Garlic planted among leaf lettuce look so attractive, don’t you think?


Did you know that garlic keeps bad bugs away from the lettuce?  It’s true!


Here is a great example of ‘square-foot gardening‘.



Flowering chives were just a few of the herbs that bordered the outer area of the garden.


The flowers are so pretty, that I think I’ll let some of my chives go to flower this year.


The artichoke plants were huge – my mother posed beside it so you could see how big it was.


Some of the beds were full of what many would call weeds.  But this crop of ‘hairy vetch’ is actually a cover crop, which is planted in between seasons because it adds nitrogen to the soil.


Have you heard of the newest trend of vertical gardening?  I love this display.



Of course, a kitchen garden should have a compost pile.


Do you see the plastic tube in the middle?  That is perforated all the way down, in order to get air to all layers of the compost pile, which helps with decomposition.


Outside of the kitchen garden was an old, rusty truck that had potatoes growing in its bed.


This was a great example of what I like to call ‘functional garden art’.


Here is a cute praying mantis figure.


I did see some familiar plants that are equally at home in the desert southwest like this prickly pear and verbena (Glandularia pulchella), below.


After leaving the kitchen gardens, I walked through the larger part of the university gardens.

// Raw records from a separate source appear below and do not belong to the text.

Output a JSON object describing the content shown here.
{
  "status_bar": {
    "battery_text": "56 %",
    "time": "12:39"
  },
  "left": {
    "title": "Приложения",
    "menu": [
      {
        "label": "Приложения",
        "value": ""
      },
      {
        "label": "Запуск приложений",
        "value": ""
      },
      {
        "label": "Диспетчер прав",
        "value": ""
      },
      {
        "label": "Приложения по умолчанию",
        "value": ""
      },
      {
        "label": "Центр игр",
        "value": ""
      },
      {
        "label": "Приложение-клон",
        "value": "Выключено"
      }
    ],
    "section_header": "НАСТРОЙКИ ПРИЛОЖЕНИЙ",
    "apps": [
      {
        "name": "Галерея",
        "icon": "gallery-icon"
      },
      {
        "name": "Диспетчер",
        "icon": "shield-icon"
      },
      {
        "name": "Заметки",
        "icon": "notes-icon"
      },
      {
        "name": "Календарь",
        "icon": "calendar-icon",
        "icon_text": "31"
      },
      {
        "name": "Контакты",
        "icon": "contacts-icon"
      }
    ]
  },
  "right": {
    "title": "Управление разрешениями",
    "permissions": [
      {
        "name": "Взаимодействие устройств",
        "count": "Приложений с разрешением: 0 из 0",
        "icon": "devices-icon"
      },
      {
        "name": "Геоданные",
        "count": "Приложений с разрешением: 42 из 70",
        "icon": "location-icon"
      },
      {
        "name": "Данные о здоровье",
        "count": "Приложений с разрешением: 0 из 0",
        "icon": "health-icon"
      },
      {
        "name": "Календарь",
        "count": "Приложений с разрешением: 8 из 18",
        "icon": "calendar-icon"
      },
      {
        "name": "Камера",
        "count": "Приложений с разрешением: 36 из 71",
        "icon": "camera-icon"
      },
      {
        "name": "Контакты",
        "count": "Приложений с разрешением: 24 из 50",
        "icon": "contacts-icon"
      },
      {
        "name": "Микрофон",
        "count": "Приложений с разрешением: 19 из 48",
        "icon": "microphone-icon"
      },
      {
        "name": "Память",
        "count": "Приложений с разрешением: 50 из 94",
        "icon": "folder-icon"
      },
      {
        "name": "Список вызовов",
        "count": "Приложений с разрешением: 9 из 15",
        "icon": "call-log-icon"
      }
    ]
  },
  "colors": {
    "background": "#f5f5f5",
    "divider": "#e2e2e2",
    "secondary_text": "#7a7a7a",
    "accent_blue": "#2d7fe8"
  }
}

One of the things that I enjoy about traveling, is discovering new plants that don’t grow where I live.  


Viewing this garden, I was often surprised to find quite a few plants that I also grow, even though my garden was about 1,800 miles away from here.


As I walked through the larger garden, there were beautiful shade plants, like these hosta.


Brightly colored azaleas dotted the landscape.



Isn’t this ‘Encore’ azalea beautiful?


Lily of-the-Valley was blooming.  I love their small, delicate flowers.


I love the lime-green color of this hosta, don’t you?


This honeysuckle smelled heavenly!


It was so pretty, too.


We also found a huge wisteria vine, which also had a wonderful fragrance.


The dogwood trees were blooming.

Did you know that the outer white petals aren’t the actual flower?  They are called ‘brachts’.  The real flower is in the center and isn’t too showy.






Willowleaf ‘Blue Star’ was in full bloom.  



Throughout the lawn areas were softly mounded planting beds, which I liked because they added height and interest to this large expanse of lawn.


From a distance, I could see a red-flowering plant. I walked closer to see what it was…


I was surprised to find that it was Red Clover (Trifolium rubens).  It was very pretty, but you need to be careful when using it as a groundcover, because like other clovers; it can be invasive.


As we got ready to leave the garden, we walked through the shade garden, which had places to sit and eat.

The UT Gardens have so many different events for the public.  I only wished that I lived closer 🙂


I encourage you to take some time and visit the gardens at your local university.  You may be pleasantly surprised at what you find there.


Our trip is nearing its end, but I am looking forward to visiting Kentucky.


****************

“Thank you” to my friend, Dave Townsend (from Tennessee) who sent me to this wonderful garden.  

I encourage you to visit Dave’s blog, Growing the Home Garden, which is a hugely popular blog – once you visit, you’ll see why.